With his previous book, 'A Scene In Between', Sam Knee identified an under-documented moment in time that coincided with his own youth. Slightly too young for punk and post-punk but a major fan of Orange Juice and The Smiths, The Pastels and Jesus & Mary Chain, My Bloody Valentine and Spacemen 3, his idea was of a mainly visual commentary with equal emphasis on the groups and the people who went to see them in a period he established as being between 1980 and 1988, ‘the ghastly advent of baggy’. At first a humble blog assembled from relevant newspaper cuttings interspersed with his own hyper-enthusiasms, he started to accumulate more original materials which he wisely kept back for the book, making it a bit of a surprise on publication, and more of a hit than anyone other than Sam imagined.
His new book, 'The Bag I’m In (Underground Music And Fashion In Britain 1960-1990)’, covers a much longer period which I wondered how he would handle without the kind of first-hand experiences which had shaped its predecessor. He handles it with the same unerring eye for detail as before, experiencing earlier scenes in the first place through family and friends (brilliant photos of both of his parents), and by establishing a sense of trust from contributors that he would be able to throw the right kind of light on things. Taking in everything from Leatherboys / Rockers, CND Beatniks, Mods, Hard Mods, Bowie Kids, Northern Soul, Punk, Second Wave Punk, Postcard, Smithsmania, and in the end, even Baggy, it’s an incredible document of recent micro-societies and the fleeting moment of belonging.

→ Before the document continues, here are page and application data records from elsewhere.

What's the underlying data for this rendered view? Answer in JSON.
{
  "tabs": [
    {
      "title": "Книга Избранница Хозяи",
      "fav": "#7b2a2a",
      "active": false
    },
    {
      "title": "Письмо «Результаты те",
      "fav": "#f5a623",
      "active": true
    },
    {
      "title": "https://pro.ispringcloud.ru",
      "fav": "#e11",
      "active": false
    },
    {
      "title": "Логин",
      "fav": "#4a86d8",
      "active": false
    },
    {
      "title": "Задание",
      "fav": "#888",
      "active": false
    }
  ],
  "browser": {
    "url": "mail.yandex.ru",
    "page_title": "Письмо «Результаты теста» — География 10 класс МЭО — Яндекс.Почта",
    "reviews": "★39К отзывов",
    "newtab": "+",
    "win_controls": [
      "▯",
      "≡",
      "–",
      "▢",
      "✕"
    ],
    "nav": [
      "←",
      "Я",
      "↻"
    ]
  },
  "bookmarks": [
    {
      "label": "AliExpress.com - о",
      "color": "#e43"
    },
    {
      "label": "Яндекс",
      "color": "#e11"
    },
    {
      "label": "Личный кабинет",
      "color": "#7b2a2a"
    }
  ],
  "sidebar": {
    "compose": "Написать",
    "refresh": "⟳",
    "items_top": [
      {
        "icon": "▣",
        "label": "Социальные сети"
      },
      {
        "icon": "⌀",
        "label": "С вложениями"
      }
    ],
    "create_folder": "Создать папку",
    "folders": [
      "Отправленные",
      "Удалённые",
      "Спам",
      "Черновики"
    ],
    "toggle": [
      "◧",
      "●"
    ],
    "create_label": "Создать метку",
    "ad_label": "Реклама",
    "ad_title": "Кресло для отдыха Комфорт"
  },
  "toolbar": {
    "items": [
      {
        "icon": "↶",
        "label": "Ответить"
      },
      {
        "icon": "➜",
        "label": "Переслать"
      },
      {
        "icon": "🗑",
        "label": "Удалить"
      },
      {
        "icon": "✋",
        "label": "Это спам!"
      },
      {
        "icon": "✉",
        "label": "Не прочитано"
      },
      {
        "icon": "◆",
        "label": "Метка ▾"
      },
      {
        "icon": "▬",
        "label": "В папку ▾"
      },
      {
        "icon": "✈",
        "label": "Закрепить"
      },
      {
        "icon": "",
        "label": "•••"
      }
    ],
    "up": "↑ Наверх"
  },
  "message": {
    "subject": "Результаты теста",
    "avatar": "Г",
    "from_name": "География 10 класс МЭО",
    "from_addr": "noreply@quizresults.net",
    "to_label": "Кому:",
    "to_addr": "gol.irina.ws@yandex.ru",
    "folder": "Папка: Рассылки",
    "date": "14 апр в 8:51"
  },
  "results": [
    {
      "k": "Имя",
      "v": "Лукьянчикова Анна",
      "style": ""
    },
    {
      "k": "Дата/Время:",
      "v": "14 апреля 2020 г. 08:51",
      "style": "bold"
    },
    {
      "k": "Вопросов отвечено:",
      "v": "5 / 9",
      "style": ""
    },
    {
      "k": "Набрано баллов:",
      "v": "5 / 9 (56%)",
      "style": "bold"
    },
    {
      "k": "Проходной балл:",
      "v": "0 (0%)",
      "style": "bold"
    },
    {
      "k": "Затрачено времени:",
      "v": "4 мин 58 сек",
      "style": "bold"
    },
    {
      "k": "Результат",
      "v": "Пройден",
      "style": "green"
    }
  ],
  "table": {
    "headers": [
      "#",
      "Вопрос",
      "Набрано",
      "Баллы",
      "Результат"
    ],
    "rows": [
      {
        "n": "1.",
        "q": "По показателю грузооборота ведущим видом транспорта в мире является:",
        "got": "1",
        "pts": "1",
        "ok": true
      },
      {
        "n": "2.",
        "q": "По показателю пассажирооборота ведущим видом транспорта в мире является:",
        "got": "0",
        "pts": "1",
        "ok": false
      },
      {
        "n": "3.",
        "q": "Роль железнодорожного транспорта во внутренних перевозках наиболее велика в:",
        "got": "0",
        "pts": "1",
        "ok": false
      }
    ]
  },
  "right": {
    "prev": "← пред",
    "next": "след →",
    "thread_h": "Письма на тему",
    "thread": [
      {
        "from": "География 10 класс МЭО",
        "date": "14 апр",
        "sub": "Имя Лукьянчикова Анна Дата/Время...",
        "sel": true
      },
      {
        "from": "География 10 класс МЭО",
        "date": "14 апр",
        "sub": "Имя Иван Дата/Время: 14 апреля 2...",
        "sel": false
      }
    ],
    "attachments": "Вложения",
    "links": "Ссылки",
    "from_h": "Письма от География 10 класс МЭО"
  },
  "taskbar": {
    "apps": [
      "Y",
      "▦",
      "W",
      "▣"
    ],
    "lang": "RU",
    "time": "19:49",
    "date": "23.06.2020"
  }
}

Youth subculture in 20th Century Britain is a unique phenomenon. Throughout the decades, young people sought to define themselves sartorially, reflecting their identity in terms of regionalism, class and crucially, musical taste, through their clothes. This book is a comprehensive survey of over 36 underground 'tribes' that roamed the streets of the UK from the '60s to the '90s. From Mod to Skinhead and Rocker to Riot Grrrl by way of Goth, the look of each movement is captured in meticulously researched, previously unseen archive photography. Explanatory texts in Sam Knee's evocative tone provide context, and an illustration section at the back breaks down each look element by element. This is a key resource for fashion enthusiasts, musos and cultural historians, as well as a powerful, graphic document of Britain's fashion evolution through the ages.